Farmers with fresh, locally grown fruit and vegetables might soon have another place to feed the public’s penchant for such products — the courthouse square.
The FFA chapter at Brownstown Central High School established and maintained a farmers market in town for several years.
Its location in a town parking lot one block west of Main Street, however, meant it wasn’t very visible to the public and it failed to attract a lot of customers, FFA chapter sponsor Blake Hackman said. It has been a couple of years since anyone has sold anything there.
Brownstown/Ewing Main Street now wants to re-establish the farmers market in the 100 block of East Walnut Street, which lies just north of the courthouse, said Hackman, who also is a member of the nonprofit organization.
Hackman and Main Street board member Brian Wolka discussed the project with town council members during their meeting Monday night.
Wolka said the new location would be visible from Main Street, and there would be signage to help promote the market.

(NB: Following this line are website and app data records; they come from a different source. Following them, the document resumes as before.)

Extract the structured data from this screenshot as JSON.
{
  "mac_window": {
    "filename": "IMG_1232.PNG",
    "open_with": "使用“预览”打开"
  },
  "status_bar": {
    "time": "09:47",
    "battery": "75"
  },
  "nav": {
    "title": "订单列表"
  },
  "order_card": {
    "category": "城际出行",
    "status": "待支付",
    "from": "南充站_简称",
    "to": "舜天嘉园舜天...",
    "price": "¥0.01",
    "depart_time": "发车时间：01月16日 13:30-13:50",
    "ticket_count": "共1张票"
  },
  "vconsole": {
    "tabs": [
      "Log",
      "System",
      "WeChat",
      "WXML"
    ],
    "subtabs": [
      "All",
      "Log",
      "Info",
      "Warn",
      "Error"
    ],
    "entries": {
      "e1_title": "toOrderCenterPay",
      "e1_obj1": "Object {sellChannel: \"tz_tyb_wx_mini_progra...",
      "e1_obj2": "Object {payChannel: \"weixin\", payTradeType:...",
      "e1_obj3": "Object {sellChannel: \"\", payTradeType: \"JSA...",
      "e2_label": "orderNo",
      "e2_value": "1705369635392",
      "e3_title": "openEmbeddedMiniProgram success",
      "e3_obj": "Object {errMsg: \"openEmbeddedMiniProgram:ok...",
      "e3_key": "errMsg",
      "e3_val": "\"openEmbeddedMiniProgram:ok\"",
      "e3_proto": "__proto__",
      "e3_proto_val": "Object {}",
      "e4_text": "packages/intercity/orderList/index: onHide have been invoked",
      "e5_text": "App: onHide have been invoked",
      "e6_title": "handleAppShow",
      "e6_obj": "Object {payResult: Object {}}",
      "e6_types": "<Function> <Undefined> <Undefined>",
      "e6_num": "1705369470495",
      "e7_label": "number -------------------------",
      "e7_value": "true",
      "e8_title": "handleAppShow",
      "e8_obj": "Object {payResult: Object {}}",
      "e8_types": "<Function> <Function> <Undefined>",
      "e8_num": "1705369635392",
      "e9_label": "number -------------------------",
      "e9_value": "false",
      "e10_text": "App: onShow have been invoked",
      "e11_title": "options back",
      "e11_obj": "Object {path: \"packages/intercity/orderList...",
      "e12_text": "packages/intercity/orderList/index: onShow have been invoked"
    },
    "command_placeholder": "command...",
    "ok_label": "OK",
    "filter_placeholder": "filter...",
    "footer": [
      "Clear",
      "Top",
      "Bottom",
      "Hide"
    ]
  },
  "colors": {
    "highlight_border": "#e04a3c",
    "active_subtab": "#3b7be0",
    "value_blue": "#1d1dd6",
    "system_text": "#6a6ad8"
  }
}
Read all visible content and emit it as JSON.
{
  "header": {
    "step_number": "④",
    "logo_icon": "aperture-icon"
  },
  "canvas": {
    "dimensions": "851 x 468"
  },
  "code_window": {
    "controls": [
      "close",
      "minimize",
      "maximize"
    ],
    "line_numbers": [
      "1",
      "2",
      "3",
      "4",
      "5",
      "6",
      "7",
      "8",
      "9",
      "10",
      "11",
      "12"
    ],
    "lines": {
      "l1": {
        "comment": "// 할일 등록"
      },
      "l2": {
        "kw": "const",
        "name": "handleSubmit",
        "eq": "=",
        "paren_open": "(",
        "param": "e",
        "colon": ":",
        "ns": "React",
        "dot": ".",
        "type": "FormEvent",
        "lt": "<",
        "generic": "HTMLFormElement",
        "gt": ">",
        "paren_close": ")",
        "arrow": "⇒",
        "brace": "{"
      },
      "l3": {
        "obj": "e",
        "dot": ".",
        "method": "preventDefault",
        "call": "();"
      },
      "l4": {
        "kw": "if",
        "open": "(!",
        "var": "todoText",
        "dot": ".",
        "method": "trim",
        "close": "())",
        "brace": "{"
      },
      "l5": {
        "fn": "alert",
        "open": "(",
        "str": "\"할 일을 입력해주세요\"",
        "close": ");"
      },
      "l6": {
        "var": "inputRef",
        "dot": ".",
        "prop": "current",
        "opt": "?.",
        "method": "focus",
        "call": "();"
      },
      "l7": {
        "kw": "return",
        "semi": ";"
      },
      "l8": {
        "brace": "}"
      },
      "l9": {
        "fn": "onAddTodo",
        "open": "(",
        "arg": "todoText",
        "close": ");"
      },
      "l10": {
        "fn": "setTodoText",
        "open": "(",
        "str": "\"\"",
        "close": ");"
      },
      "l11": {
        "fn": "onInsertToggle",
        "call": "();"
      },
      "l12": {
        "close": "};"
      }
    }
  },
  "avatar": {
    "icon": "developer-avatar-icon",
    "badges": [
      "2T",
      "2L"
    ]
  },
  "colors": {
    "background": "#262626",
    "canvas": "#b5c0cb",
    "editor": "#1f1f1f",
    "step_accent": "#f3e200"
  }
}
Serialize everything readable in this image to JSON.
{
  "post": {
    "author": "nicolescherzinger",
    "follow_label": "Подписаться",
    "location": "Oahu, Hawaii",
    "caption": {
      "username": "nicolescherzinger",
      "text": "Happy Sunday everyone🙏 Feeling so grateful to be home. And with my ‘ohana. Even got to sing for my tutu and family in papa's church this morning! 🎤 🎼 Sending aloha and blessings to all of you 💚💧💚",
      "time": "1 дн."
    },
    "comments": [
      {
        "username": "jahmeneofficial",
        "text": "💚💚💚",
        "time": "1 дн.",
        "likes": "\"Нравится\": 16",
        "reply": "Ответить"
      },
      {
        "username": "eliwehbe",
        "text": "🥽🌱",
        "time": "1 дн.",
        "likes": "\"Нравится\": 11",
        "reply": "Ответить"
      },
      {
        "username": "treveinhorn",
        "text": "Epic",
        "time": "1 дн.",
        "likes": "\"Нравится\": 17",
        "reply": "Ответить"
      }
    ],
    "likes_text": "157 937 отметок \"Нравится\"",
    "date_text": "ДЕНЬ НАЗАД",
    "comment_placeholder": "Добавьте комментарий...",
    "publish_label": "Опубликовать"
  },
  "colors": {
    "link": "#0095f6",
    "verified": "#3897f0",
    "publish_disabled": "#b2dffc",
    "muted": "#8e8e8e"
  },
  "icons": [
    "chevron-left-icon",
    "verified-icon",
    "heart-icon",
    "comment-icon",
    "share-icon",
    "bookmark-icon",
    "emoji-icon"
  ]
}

Hackman said the market would initially be open Wednesdays and Saturdays, and vendors would be allowed to back their trucks up to the curbs on the north side of Walnut Street to sell their produce to people on the sidewalks.
He said he has monitored that side of Walnut Street recently, and there are rarely any vehicles parked there during the day.
There will not be any sales on the street, Hackman said.
He said it would be operated similar to Seymour’s market, which is open daily.
Wolka said it has not been determined if growers from outside the county would be allowed, but all produce would have to be grown locally and couldn’t be purchased for resale.
Other food items such as breads, cakes and cookies could be sold, but vendors will be required to meet county health department regulations, Wolka said.
Vendors also would have to fill out an application similar to the ones producers in Seymour are required to fill out, Hackman said.
He said the FFA chapter has funds remaining that could be used to pay for the signage.
“We’re trying to do this without costing the town anything,” he said.
Council President John Nolting said the council, which eventually approved the proposal, appreciated that idea.
Nolting asked about liability, and Wolka said Main Street would provide the liability insurance for the market.
Wolka said the plan is to open the market as soon as possible. Some fruits such as strawberries are available now or will be shortly.